>>> > in archiving that there is no funding for buying tailor-made  
>>> solutions.
>>> >
>>> > On another list a reference to a most relevant document has  
>>> been > posted,
>>> and
>>> > I recommend it heartily, although I have not finished reading  
>>> it. It is
>>> > available at:
>>> >
>>> > http://brtf.sdsc.edu/biblio/BRTF_Final_Report.pdf
>>> >
>>> > and it is called "Sustainable Economics for a Digital Planet".  
>>> It is > very
>>> > sobering reading. Fortunately, in other places there are still  
>>> those > who
>>> work
>>> > on an easily accessible and durable (non-migration-requiring)  
>>> medium. > It is
>>>

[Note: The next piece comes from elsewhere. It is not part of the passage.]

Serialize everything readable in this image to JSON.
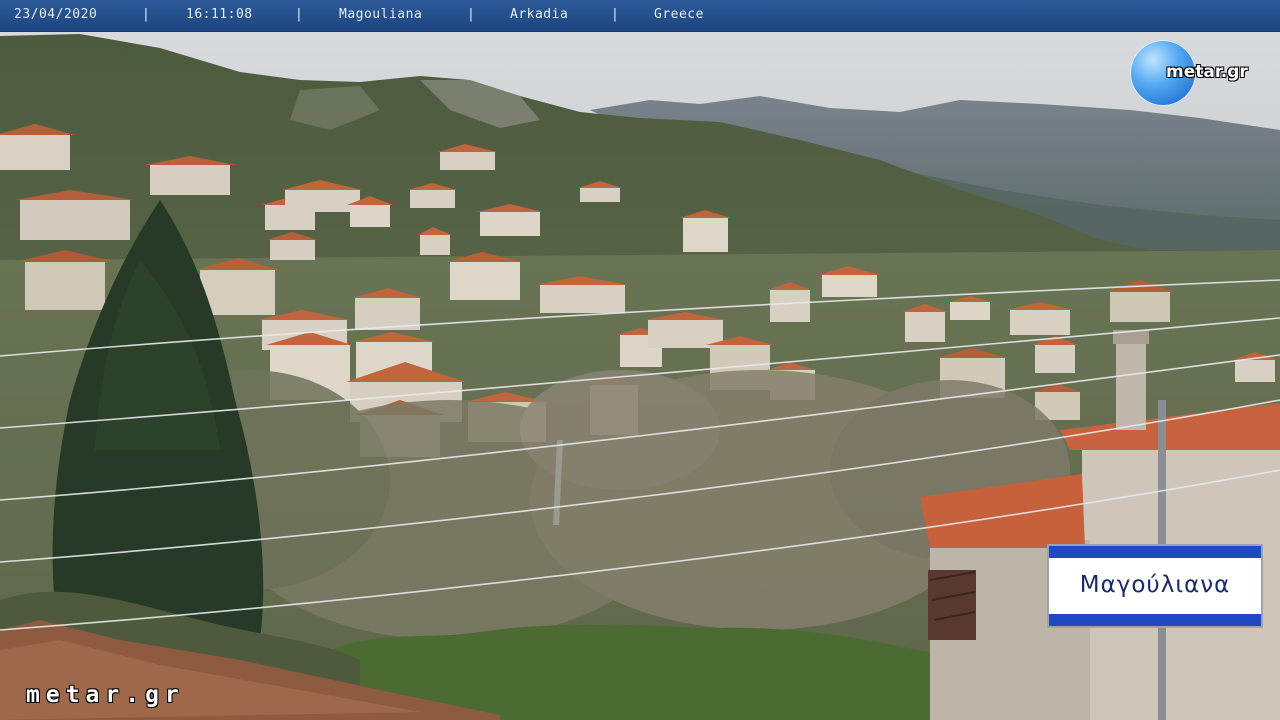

>>> > my personal view that that is the only long-term viable solution.
>>> >
>>> > Kind regards,
>>> >
>>> >
>>> > George
>>> >
>>> >
>>> >
>>> >> ----- Original Message ----- >> From: "Steven C. Barr"  
>>> <[log in to unmask]>
>>> >> To: [log in to unmask]
>>> >> Sent: Monday, March 15, 2010 8:14:28 PM GMT -08:00 US/Canada  
>>> Pacific
>>> >> Subject: Re: [ARSCLIST] 16" transcription disc housing &  
>>> moving audio
>>> >> collections
>>> >>
>>> >> ----- Original Message ----- >> From: "Michael Biel"  
>>> <[log in to unmask]>
>>> >>
>>> >>> Thornton Hagert wrote:
>>> >>>
>>> >>>> Oh, for the Good-Old-Days when milk-crates were milk-crates !
>>> >>>>
>>> >>>>
>>> >>>>
>>> >>> Not really. They were made of wire then and totally  
>>> unsuitable for
>>> >>> anything but glass quart bottles. .
>>> >>>
>>> >>>
>>> >> I actually have one of those "wire" milk boxes out in my  
>>> garage! As >> you
>>> >> note, it isn't good for 78's. The "golden age" of milk boxes  
>>> was in >> the
>>> >> mid-seventies, at least in the Toronto area...Sealtest used  
>>> what look >> to
>>> >> be fiberglas boxes, which are VERY durable...they were red in  
>>> colour.
>>> >> There was a "second issue" of the newer smaller boxes...these  
>>> are very
>>> >> hard to find, and are green in colour...! However, I was given  
>>> about >> 300
>>> >> or so of the red ones, by a variety-store owner...he had been  
>>> "caught"
>>> >> with them when the size was changed, and as a result the dairy  
>>> no >> longer
>>> >> wanted them (nor would they pay his deposit on them...!).
>>> >>
>>> >> Steven C. Barr
>>> >>
>>> >>
>>> >> -- >> Brandon Burke
>>> >> Archivist for Recorded Sound Collections
>>> >> Hoover Institution Archives
>>> >> Stanford University
>>> >> Stanford, CA 94305-6010
>>> >> vox: 650.724.9711
>>> >> fax: 650.725.3445
>>> >> email: [log in to unmask]
>>> >>
>>> >
>>> >
>>> >